And when they head to kindergarten they will be so much better prepared for larger classes and smaller teacher ratios.
Okay, do I want to put my child in a classroom with a biter and a scratcher. Do I want to have him in a stressful environment where he has to constantly dodge attack? Never. Nope. Don’t like it. Never will.
But I cannot tell you how many times I’ve had to work with people who are rude, selfish, and just plain obnoxious. I know how to deal with these people because of all the experiences and practice I've had. And I hope that my boys are far better prepared for larger classrooms, with less supervision, than their non-day-care cohorts might be.
At least I hope so.
My Kids Learn Things I Don’t Know How to Teach
Sure I could belly up to Pinterest and try to schedule out a day of activities and make crafts. But I’ve never been that crafty. I can sew, barely. I can glue shit together, kind of. I personally don’t have the personality or disposition to learn how to teach young children how to recognize letters and colors, do basic math, write their name, and a myriad of a million other things.
I’m grateful for the teachers and educators my kids have had that are not only interested in doing this kind of thing, but love it and also do it so well. My four year old can recognize and write nearly every letter in the alphabet, not because he’s some super genius, but because he was in a loving environment where he was encouraged to learn this on his own time and with his own applications.

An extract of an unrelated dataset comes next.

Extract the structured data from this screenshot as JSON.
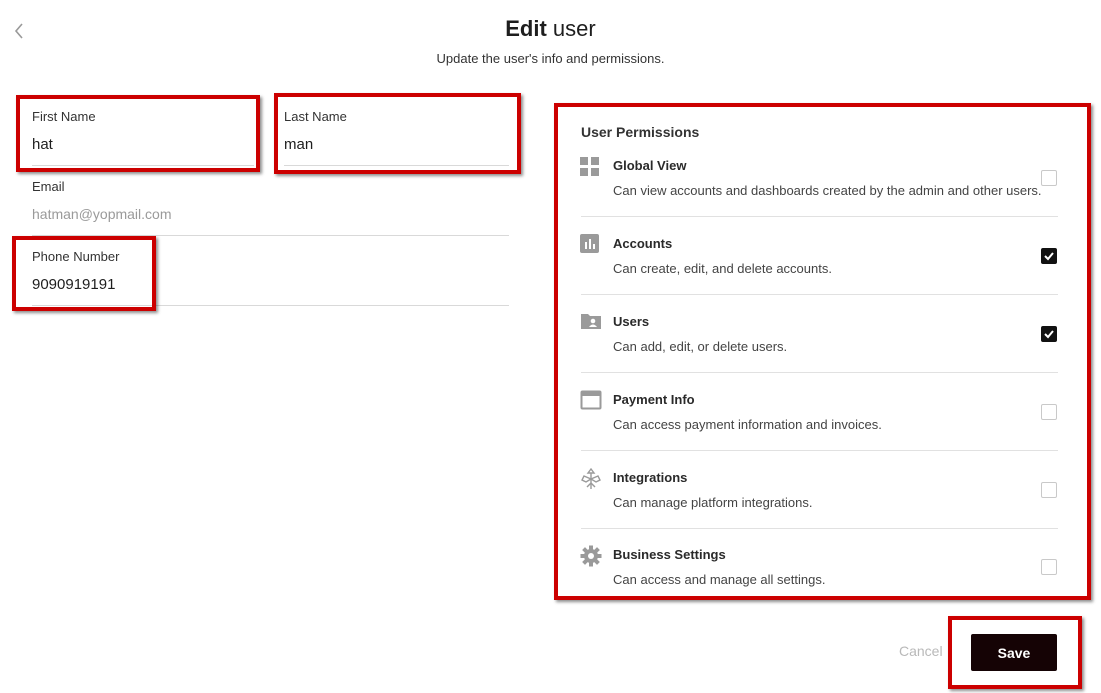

My two year old can count to 20, recognizes all his colors, can name a bajillion animals and their coordinating sounds, as well as several shapes beyond the usual rectangle and square.
This makes the daycare experience so worth it to me.
When it’s time for you to look for a place for your child to be loved and cared for while you return to work, please consider putting them in a licensed daycare facility. Personally, I love the Montessori model of schools and would recommend that above most others.
But, you have to tour many to get a sense of precisely what kind of school best suits your child and your family (and your budget!).
If you found this post helpful, I’d love it if you could share this post with other mommas debating on sending their kids to daycare. Feel free to pin it on Pinterest (you can use the pin below!) or share with any of the below share buttons on any social media channels.